Former Secretary of State Mike Pompeo and Strive Asset Management Executive Chairman Vivek Ramaswamy argued in a Monday opinion piece for The Wall Street Journal that BlackRock “raves about the importance of Chinese investments with little mention of Taiwan” and associated risk factors. While responding to the article on social media, BlackRock claimed that the firm has “highlighted for the past year the investment risk should China take steps to accelerate reunification with Taiwan.”
Ramaswamy argued that BlackRock’s choice of words reveals how the asset management company is “beholden” to the Chinese Communist Party even when “they’re trying to argue that they’re not.”
“They refer to China’s potential military invasion of Taiwan, a sovereign democratic nation, as ‘reunification.’ ‘Reunification’ is a phrase you use to describe a lost child who has been returned to his parents in a shopping mall, not a military invasion of a sovereign nation,” the entrepreneur said. “BlackRock can’t even utter the word ‘invasion’ in the very tweets where it’s claiming it is not beholden to China.”
The Daily Wire contacted BlackRock to determine the company’s official policy toward the independence of Taiwan but received no response.
As Ramaswamy and Pompeo observed in the article, BlackRock became the first foreign company to secure preliminary approval to offer mutual funds in China two years ago. During the summer of 2021, BlackRock told investors to triple their Chinese investments after a selloff in the country’s stock market.
In recent months, however, China has assumed an increasingly aggressive posture toward Taiwan. The Chinese military announced that it sent a “readiness patrol” around Taiwanese sea and airspace this summer in response to trade talks with the U.S. In February of this year, as Russia launched an invasion of Ukraine, China sent squadrons of jets into Taiwan’s airspace following a similar incursion one month earlier.
An invasion of Taiwan would prove especially dangerous to American companies’ ability to access semiconductors. In particular, manufacturer TSMC produces 90% of the world’s most advanced computer chips, meaning that an attack upon the island nation could cause a global economic crisis. The article therefore encourages American firms to invest in domestic semiconductor production and said that asset managers like BlackRock are failing to address known risk factors that could harm their clients.
The economies of China and the United States are deeply intertwined. American goods and services trade with China surpassed $615 billion as of 2020, according to data from the Office of the United States Trade Representative, while foreign direct investment in China was nearly $124 billion.
Beyond the present geopolitical risks associated with an invasion of Taiwan, multiple key Asian manufacturing economies enforced harsh lockdowns two years ago, creating bottlenecks in the global semiconductor supply chain that persist to the present day.
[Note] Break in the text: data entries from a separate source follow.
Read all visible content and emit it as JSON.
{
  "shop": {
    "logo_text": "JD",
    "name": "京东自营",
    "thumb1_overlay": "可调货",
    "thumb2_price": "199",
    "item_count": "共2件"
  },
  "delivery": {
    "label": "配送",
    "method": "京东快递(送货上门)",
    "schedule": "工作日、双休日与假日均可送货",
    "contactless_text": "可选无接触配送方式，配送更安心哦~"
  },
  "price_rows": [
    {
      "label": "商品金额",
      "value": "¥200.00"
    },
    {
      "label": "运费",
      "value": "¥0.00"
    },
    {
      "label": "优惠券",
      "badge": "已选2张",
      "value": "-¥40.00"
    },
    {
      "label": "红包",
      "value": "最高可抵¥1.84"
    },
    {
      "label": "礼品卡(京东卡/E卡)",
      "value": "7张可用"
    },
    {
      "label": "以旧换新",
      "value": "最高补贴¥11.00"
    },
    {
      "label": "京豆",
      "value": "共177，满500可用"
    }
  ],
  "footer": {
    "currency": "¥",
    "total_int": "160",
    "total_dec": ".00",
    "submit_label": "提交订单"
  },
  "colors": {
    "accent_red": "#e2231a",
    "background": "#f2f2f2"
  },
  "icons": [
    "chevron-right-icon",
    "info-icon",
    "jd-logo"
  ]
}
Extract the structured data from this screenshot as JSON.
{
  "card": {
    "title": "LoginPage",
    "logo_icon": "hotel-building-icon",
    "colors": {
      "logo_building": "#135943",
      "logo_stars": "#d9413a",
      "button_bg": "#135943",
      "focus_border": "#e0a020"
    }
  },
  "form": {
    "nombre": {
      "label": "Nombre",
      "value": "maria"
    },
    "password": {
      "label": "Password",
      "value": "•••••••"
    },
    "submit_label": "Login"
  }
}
President Joe Biden recently signed the CHIPS and Science Act, which includes $39 billion in computer chip manufacturing incentives, $13.2 billion for research and development, and a 25% investment tax credit for semiconductor production.
“One-third of the core inflation last year was due to the higher price… for automobiles and a shortage of semiconductors,” Biden said two months ago. “Folks, we need to make these chips here in America to bring down everyday costs and create jobs.”